> [GOAL OF THE EXERCISE]: Everything in the records below goes into the copy exactly, except the pictures.

> [INPUT DATA]:

▬▬▬

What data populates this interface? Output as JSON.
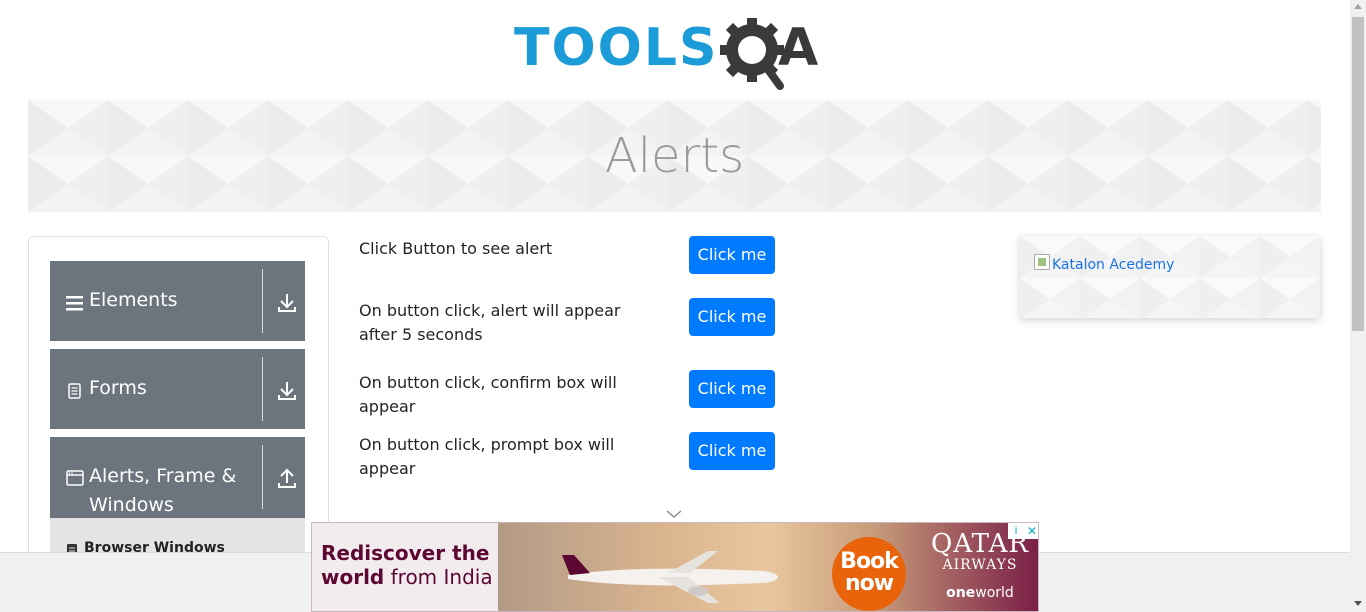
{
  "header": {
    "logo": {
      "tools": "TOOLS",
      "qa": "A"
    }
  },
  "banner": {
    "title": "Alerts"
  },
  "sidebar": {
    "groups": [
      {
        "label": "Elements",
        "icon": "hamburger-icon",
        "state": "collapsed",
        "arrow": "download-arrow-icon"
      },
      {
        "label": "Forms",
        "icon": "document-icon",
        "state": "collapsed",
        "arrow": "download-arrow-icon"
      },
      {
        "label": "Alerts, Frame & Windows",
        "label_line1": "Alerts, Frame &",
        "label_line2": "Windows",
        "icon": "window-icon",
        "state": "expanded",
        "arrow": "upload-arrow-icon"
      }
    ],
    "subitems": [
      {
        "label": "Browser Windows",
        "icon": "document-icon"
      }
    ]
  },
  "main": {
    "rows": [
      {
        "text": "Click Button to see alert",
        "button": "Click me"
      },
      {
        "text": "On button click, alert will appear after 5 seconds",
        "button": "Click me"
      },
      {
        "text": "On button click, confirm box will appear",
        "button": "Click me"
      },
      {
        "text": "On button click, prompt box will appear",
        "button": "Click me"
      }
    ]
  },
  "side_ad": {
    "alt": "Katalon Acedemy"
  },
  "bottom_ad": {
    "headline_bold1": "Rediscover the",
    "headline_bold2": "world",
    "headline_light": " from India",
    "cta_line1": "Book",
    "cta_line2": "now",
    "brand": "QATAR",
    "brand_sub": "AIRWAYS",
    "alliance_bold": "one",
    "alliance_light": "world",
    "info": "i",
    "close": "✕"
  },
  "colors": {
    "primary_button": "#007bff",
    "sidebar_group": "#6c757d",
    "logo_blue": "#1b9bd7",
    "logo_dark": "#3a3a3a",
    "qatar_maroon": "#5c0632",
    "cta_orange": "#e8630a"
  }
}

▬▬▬

> [RESPONSE]:
What data populates this interface? Output as JSON.
{
  "header": {
    "logo": {
      "tools": "TOOLS",
      "qa": "A"
    }
  },
  "banner": {
    "title": "Alerts"
  },
  "sidebar": {
    "groups": [
      {
        "label": "Elements",
        "icon": "hamburger-icon",
        "state": "collapsed",
        "arrow": "download-arrow-icon"
      },
      {
        "label": "Forms",
        "icon": "document-icon",
        "state": "collapsed",
        "arrow": "download-arrow-icon"
      },
      {
        "label": "Alerts, Frame & Windows",
        "label_line1": "Alerts, Frame &",
        "label_line2": "Windows",
        "icon": "window-icon",
        "state": "expanded",
        "arrow": "upload-arrow-icon"
      }
    ],
    "subitems": [
      {
        "label": "Browser Windows",
        "icon": "document-icon"
      }
    ]
  },
  "main": {
    "rows": [
      {
        "text": "Click Button to see alert",
        "button": "Click me"
      },
      {
        "text": "On button click, alert will appear after 5 seconds",
        "button": "Click me"
      },
      {
        "text": "On button click, confirm box will appear",
        "button": "Click me"
      },
      {
        "text": "On button click, prompt box will appear",
        "button": "Click me"
      }
    ]
  },
  "side_ad": {
    "alt": "Katalon Acedemy"
  },
  "bottom_ad": {
    "headline_bold1": "Rediscover the",
    "headline_bold2": "world",
    "headline_light": " from India",
    "cta_line1": "Book",
    "cta_line2": "now",
    "brand": "QATAR",
    "brand_sub": "AIRWAYS",
    "alliance_bold": "one",
    "alliance_light": "world",
    "info": "i",
    "close": "✕"
  },
  "colors": {
    "primary_button": "#007bff",
    "sidebar_group": "#6c757d",
    "logo_blue": "#1b9bd7",
    "logo_dark": "#3a3a3a",
    "qatar_maroon": "#5c0632",
    "cta_orange": "#e8630a"
  }
}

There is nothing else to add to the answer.